● **Data to examine**:
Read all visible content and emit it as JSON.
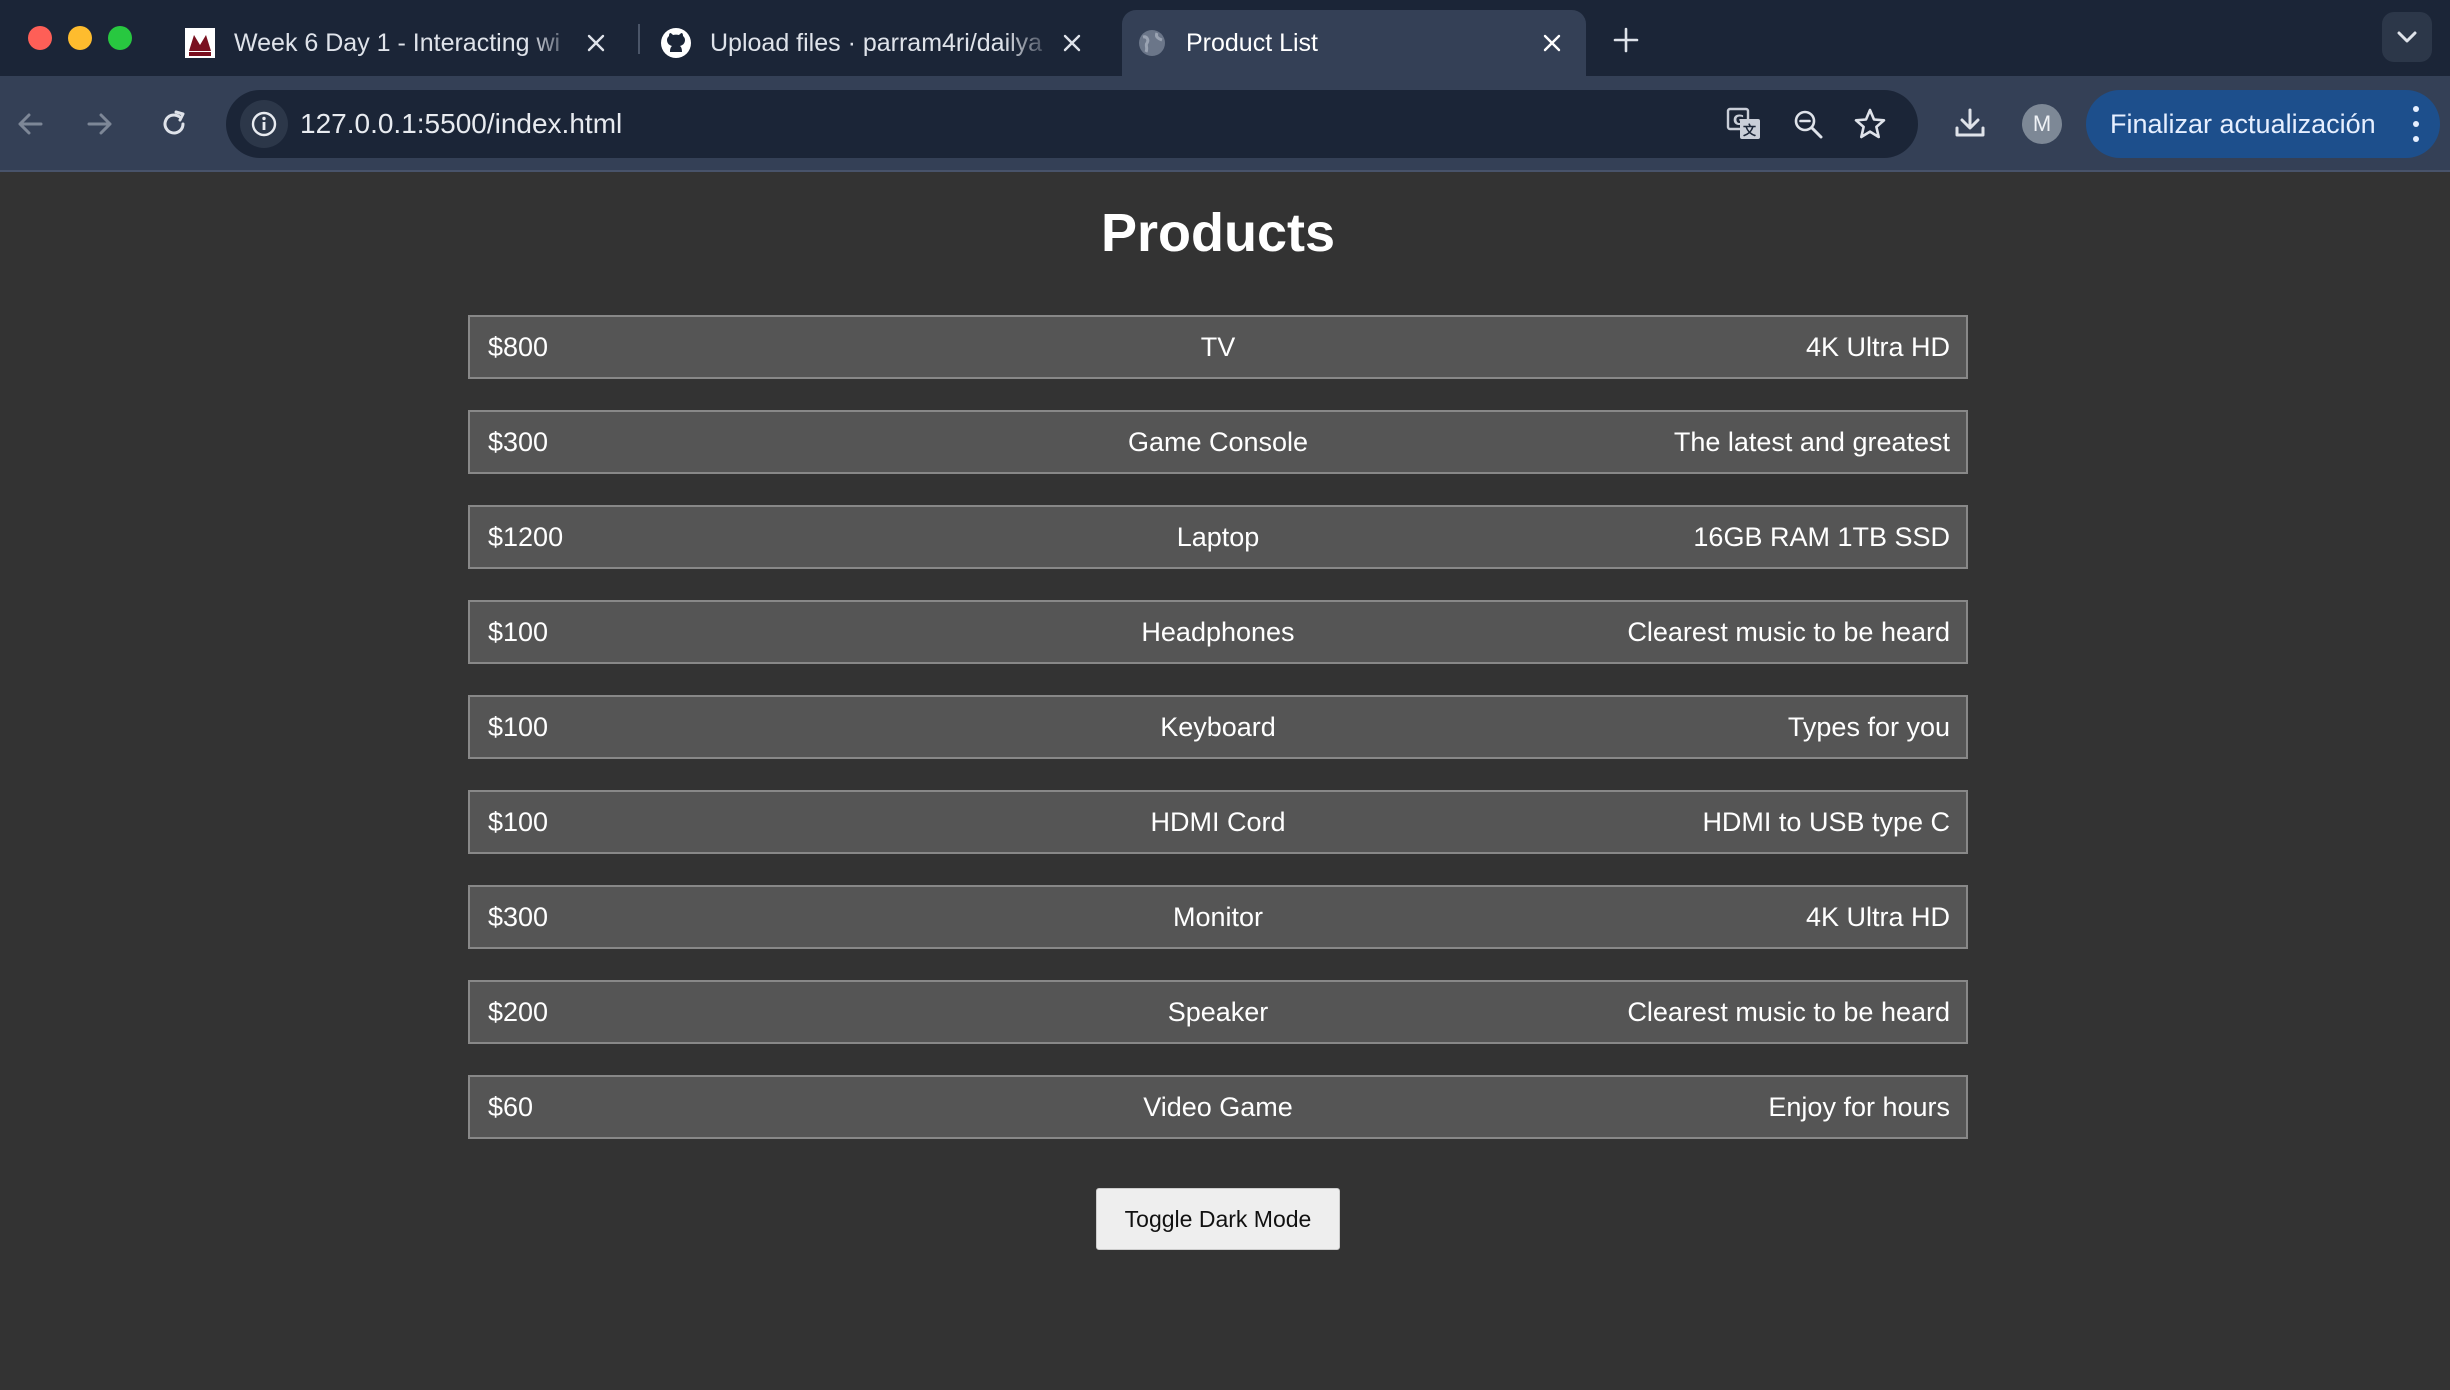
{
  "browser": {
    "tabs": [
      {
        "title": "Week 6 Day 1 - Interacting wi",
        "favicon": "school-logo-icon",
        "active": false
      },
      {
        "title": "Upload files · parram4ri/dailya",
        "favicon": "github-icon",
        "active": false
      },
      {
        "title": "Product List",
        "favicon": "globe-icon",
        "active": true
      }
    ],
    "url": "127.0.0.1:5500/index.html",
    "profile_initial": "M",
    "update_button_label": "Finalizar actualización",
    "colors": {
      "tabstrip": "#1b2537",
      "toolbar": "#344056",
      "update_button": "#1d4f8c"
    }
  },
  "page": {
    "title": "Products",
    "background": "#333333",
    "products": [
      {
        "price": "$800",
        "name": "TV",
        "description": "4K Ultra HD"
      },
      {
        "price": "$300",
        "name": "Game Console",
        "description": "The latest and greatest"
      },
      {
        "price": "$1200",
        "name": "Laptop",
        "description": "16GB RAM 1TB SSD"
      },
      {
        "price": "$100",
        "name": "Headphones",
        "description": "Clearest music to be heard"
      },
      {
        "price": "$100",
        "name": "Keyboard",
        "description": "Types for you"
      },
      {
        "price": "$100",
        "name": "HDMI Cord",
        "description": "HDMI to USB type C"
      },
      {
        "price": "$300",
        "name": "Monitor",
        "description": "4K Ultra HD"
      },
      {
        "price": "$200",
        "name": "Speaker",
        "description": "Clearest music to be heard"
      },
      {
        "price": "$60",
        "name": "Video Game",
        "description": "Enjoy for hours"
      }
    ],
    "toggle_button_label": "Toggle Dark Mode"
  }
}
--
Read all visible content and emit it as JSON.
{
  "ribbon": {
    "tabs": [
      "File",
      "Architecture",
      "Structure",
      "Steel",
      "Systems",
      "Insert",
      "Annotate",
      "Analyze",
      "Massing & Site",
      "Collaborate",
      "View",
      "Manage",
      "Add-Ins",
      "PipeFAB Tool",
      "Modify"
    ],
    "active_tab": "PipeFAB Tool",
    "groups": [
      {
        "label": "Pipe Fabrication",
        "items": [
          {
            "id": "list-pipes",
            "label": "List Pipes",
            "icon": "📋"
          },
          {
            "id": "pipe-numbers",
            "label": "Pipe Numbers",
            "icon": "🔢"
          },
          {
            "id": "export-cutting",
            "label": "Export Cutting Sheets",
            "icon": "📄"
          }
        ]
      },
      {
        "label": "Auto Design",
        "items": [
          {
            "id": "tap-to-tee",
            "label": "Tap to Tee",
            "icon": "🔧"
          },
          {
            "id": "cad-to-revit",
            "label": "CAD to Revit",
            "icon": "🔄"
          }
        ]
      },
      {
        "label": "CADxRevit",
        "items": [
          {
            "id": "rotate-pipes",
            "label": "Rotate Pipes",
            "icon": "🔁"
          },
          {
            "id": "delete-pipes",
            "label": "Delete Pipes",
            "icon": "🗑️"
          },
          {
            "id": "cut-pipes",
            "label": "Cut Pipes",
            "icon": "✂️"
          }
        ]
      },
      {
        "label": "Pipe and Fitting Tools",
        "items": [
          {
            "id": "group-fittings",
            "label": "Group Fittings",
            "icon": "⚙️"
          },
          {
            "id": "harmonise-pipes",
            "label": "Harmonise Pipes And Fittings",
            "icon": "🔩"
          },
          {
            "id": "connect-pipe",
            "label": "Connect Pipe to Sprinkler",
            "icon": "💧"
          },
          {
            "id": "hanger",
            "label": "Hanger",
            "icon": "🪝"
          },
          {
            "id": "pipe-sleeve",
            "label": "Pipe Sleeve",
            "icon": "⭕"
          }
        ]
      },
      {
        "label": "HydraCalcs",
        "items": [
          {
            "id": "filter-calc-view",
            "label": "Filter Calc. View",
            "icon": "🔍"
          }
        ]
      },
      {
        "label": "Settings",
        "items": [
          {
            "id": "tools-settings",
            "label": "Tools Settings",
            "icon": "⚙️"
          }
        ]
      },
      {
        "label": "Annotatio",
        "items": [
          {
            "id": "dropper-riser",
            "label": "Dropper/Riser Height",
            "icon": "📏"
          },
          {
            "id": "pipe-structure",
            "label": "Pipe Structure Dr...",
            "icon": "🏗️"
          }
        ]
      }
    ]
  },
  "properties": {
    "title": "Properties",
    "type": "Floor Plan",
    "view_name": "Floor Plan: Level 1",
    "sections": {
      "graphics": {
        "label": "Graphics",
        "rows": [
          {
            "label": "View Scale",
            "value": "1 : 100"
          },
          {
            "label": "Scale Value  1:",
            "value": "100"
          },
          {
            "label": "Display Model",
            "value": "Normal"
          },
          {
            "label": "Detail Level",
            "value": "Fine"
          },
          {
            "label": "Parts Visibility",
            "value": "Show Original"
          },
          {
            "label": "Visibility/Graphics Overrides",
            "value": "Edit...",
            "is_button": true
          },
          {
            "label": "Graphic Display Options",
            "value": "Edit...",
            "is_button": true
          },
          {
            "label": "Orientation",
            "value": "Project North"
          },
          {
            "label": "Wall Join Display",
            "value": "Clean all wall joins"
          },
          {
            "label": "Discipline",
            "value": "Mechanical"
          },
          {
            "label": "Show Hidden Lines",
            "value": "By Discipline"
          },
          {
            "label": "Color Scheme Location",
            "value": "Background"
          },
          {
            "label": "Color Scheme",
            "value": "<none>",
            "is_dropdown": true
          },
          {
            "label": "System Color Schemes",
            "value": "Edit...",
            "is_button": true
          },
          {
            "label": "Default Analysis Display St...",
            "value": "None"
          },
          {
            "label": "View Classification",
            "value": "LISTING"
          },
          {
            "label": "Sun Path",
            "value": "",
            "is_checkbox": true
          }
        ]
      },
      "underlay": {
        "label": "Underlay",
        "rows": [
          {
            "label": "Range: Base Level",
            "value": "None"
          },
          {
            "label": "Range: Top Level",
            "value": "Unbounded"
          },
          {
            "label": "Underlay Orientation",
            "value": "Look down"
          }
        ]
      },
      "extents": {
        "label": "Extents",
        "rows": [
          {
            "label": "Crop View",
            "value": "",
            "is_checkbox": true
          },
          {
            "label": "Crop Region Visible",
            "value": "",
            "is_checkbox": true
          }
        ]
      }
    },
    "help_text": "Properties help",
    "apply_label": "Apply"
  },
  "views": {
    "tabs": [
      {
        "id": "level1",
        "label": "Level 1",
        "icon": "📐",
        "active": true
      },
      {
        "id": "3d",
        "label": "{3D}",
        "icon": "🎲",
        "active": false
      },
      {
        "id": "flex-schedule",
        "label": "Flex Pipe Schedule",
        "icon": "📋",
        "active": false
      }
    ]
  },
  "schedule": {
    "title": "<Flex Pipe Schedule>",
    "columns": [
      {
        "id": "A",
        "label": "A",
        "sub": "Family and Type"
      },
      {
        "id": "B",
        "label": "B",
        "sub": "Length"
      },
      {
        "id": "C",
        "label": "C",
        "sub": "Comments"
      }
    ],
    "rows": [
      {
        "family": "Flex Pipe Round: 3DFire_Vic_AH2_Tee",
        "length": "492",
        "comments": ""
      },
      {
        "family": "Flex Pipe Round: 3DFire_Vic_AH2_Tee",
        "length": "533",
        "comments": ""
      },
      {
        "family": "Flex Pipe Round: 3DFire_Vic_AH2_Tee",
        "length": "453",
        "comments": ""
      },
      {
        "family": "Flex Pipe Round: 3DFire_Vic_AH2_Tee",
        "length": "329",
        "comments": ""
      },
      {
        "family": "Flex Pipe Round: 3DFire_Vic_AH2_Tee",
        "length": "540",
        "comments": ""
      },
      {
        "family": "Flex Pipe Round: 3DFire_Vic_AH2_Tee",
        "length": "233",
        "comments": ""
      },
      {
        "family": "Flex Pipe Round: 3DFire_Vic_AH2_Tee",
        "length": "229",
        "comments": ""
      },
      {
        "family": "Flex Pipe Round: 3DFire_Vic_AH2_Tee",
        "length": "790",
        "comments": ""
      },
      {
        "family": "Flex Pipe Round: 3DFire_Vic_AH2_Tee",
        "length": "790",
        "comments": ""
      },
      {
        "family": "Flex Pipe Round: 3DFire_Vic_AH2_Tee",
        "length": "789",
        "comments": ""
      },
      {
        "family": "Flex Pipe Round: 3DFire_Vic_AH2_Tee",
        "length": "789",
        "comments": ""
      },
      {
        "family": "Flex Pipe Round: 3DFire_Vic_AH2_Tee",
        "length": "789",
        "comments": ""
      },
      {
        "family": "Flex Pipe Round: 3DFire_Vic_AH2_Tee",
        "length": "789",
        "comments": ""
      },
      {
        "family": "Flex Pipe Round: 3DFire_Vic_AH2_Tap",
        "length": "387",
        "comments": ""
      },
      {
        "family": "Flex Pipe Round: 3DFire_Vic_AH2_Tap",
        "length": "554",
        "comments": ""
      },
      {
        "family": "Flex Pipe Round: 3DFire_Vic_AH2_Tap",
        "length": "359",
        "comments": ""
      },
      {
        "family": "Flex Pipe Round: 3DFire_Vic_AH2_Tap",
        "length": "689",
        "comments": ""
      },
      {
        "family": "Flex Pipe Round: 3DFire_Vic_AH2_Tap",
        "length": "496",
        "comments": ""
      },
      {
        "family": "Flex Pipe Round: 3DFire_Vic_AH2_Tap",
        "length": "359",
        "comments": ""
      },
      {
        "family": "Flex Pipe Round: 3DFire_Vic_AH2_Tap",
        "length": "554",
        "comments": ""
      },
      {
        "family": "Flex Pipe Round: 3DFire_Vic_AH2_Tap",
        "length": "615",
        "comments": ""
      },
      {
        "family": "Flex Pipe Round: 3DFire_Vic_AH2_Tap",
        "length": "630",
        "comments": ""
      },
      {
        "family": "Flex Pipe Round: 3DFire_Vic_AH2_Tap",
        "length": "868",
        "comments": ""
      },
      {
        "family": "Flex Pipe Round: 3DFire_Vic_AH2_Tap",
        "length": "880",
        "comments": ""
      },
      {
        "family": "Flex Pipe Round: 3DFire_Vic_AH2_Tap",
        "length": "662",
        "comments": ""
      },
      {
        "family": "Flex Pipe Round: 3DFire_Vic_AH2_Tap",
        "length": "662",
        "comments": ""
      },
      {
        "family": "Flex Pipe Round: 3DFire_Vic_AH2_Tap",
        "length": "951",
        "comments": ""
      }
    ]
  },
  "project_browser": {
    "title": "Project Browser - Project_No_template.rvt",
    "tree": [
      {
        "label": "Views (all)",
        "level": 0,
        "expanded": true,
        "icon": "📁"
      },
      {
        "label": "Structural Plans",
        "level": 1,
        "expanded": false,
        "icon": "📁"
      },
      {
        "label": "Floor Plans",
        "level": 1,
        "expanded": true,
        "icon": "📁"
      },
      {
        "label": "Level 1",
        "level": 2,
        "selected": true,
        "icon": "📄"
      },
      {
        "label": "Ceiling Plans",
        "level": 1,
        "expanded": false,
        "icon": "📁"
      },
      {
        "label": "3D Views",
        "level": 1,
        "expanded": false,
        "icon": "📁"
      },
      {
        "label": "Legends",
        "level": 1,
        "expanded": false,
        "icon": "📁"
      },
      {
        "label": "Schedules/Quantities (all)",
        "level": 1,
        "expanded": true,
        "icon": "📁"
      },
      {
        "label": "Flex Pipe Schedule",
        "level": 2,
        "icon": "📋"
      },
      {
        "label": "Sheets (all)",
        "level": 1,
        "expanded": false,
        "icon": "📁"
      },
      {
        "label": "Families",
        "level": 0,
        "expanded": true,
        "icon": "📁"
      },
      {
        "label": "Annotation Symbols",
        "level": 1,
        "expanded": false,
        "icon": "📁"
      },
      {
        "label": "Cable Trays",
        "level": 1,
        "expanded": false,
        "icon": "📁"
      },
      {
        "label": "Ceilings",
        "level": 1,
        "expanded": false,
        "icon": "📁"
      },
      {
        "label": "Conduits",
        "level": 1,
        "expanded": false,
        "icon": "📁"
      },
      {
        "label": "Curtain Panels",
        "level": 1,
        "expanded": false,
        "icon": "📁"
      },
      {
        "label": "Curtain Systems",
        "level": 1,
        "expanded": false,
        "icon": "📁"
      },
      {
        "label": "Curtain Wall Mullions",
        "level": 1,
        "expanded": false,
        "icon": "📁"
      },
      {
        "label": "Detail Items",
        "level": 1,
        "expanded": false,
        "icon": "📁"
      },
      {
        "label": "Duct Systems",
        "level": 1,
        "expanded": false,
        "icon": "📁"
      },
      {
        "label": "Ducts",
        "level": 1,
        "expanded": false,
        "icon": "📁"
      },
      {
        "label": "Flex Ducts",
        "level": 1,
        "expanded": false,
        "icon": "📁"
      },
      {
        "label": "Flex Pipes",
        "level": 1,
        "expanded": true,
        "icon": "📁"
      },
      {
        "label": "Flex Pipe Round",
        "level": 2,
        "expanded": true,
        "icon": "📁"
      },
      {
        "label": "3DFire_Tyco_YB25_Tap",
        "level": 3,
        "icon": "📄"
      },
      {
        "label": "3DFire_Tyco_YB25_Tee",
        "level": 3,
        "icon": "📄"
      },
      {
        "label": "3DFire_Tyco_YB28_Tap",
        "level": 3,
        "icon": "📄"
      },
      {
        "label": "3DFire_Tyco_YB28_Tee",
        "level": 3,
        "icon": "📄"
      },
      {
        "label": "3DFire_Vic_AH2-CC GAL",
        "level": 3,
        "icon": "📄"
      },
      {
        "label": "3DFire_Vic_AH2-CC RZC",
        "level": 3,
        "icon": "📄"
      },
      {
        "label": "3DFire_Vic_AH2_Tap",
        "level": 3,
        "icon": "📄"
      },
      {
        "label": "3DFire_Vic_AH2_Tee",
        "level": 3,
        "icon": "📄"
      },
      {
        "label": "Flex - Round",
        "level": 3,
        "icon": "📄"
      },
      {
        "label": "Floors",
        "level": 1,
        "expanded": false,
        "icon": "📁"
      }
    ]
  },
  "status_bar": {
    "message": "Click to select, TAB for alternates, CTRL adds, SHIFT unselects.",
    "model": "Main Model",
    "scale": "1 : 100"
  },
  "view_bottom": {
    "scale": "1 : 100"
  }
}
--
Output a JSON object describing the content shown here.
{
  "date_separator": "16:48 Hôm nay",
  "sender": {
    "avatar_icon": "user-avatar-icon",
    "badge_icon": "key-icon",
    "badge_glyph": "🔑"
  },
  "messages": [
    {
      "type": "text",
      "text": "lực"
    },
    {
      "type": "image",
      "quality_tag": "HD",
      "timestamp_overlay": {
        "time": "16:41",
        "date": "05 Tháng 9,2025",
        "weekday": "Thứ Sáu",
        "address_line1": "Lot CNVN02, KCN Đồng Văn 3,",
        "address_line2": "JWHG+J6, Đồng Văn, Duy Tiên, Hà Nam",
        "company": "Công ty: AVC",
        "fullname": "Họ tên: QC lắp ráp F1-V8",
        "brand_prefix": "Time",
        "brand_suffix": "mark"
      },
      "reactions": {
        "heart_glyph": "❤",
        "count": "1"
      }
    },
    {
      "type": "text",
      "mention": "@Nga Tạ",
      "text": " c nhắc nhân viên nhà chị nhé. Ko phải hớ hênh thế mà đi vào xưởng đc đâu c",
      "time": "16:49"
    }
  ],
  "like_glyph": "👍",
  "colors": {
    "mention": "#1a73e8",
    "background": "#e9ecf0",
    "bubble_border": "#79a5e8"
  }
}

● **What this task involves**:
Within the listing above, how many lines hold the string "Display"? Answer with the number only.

● **Task answer**:
4